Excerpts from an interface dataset
▬▬▬▬▬▬

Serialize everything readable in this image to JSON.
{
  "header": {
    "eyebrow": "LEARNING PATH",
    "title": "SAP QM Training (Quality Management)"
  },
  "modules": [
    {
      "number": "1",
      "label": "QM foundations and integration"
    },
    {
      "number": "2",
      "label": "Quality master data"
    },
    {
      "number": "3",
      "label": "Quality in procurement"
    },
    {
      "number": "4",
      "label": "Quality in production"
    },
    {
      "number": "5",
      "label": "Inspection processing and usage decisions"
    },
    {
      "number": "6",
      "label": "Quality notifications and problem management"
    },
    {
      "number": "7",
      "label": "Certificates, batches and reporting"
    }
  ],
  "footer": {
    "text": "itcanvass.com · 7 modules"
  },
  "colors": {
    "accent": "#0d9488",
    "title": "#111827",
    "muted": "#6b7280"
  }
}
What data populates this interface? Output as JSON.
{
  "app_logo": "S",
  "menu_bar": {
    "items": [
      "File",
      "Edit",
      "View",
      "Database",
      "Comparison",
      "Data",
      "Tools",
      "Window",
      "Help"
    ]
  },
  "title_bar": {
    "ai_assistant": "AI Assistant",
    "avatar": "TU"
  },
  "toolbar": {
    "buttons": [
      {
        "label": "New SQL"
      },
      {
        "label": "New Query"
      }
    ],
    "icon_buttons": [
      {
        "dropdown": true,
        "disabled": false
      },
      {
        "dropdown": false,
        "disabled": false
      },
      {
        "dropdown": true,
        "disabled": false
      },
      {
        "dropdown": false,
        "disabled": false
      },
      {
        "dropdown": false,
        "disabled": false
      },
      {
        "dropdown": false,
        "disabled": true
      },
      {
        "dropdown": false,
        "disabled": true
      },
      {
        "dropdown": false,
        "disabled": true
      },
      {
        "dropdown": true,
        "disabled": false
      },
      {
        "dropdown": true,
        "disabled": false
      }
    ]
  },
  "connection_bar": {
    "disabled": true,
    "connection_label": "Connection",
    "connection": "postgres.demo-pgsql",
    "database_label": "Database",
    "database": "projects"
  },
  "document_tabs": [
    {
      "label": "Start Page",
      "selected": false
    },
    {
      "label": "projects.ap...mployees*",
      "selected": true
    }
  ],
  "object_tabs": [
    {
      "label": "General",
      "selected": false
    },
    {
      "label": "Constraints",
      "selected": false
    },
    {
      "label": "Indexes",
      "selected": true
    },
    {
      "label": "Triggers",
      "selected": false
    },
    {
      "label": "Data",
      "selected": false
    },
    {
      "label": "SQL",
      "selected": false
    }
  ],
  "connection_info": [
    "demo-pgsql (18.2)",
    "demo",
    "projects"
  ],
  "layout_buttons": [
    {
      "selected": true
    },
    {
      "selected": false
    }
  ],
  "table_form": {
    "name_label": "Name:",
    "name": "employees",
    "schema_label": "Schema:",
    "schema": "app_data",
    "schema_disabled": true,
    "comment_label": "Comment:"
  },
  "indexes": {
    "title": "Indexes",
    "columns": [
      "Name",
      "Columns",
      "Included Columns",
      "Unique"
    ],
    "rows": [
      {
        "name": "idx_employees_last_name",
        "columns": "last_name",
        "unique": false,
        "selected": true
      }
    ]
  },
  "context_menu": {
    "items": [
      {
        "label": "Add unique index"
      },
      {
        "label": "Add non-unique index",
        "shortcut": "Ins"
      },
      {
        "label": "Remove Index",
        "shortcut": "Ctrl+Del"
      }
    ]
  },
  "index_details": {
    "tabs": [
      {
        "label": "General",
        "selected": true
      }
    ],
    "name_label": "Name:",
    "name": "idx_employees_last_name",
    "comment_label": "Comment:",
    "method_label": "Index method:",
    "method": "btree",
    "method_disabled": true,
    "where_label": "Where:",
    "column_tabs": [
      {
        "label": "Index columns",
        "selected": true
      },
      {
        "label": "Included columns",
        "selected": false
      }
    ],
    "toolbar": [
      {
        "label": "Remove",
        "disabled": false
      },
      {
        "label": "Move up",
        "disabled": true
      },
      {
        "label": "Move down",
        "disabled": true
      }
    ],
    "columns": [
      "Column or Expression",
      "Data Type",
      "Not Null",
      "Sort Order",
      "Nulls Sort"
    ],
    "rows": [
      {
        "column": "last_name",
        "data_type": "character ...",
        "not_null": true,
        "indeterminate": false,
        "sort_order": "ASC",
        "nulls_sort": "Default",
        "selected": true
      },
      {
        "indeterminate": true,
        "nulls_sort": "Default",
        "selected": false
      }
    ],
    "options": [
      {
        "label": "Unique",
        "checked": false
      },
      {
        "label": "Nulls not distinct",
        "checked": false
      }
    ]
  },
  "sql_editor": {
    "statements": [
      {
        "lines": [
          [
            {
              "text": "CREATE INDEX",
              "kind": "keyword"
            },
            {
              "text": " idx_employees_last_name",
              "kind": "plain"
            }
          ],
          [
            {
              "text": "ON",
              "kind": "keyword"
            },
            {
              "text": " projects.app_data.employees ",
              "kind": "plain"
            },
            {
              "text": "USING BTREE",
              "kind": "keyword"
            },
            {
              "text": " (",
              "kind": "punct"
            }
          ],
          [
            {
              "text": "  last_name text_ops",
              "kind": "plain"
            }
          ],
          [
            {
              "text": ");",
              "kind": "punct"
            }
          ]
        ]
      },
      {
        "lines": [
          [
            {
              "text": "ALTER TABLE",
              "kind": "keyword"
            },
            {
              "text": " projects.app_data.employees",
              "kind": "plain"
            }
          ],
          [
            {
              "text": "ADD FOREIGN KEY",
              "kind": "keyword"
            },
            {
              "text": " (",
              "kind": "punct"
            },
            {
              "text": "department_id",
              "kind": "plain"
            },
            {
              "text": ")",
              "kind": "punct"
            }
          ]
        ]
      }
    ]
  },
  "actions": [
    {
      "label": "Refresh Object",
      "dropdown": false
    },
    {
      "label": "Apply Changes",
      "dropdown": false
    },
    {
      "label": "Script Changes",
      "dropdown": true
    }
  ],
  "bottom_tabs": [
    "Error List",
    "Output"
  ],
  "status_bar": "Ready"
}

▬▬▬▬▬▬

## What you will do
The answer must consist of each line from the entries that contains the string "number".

## Answer box
      "number": "1",
      "number": "2",
      "number": "3",
      "number": "4",
      "number": "5",
      "number": "6",
      "number": "7",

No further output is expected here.